_Description of the task:_
From the data below, copy each line that includes the word "Choosing".
START Excerpted records
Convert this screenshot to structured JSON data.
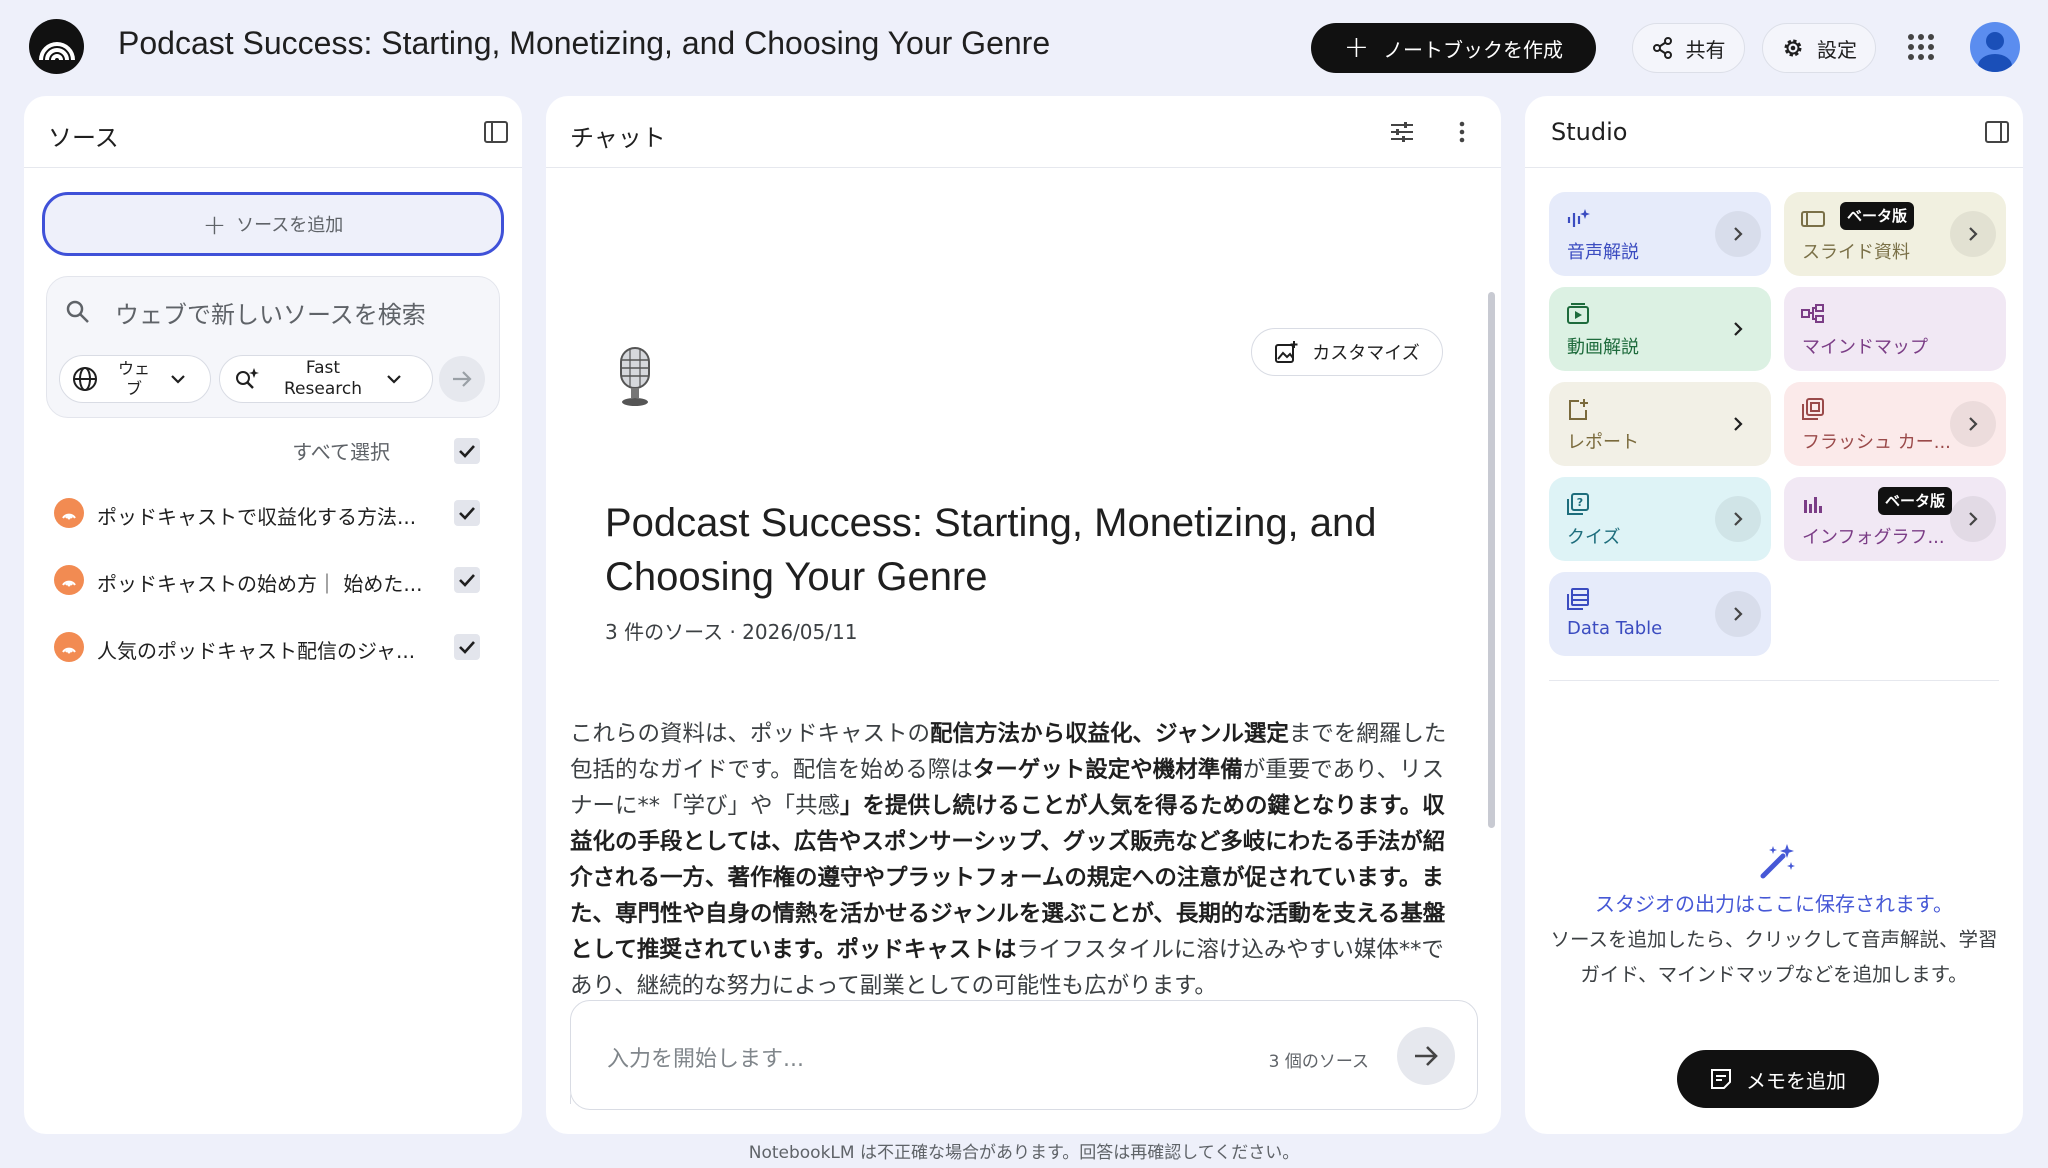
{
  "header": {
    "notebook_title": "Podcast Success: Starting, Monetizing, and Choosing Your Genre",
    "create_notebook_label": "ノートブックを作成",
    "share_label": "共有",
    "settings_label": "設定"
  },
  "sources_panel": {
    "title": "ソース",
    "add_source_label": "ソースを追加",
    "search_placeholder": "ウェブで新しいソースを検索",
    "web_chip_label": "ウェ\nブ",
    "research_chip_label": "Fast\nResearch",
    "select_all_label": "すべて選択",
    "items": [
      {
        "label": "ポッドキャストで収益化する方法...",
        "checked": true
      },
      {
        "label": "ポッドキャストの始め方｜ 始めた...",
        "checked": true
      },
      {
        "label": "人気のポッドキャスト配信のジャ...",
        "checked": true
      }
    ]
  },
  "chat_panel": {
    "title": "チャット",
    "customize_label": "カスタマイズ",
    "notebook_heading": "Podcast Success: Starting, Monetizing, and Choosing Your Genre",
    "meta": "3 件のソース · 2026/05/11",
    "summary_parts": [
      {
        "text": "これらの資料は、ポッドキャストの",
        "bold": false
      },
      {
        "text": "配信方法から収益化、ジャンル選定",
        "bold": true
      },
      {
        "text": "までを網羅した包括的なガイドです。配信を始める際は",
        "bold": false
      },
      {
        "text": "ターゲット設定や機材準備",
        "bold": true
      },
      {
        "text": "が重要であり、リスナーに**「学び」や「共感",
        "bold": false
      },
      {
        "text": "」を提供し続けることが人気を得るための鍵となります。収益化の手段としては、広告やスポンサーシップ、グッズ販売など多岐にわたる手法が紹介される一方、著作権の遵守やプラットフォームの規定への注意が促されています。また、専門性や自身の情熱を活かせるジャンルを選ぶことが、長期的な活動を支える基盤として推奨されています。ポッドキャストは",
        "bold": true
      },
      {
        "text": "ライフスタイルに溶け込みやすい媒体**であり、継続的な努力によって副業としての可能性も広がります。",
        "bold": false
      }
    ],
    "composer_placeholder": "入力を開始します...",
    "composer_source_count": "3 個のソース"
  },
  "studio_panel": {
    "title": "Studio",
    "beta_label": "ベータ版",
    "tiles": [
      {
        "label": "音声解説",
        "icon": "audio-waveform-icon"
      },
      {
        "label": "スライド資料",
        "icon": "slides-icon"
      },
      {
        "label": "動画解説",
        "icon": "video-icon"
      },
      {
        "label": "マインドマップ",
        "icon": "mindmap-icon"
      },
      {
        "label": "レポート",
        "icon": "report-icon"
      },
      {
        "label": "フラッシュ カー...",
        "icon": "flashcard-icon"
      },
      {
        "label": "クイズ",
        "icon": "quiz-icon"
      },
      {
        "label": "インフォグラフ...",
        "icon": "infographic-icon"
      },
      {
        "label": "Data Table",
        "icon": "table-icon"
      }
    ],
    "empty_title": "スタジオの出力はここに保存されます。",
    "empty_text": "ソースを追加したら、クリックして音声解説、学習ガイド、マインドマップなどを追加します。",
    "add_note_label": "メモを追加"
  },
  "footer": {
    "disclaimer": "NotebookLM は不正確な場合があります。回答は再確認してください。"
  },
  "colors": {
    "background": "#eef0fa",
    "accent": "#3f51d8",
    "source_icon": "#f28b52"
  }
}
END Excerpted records
_Solved problem:_
    "notebook_title": "Podcast Success: Starting, Monetizing, and Choosing Your Genre",
    "notebook_heading": "Podcast Success: Starting, Monetizing, and Choosing Your Genre",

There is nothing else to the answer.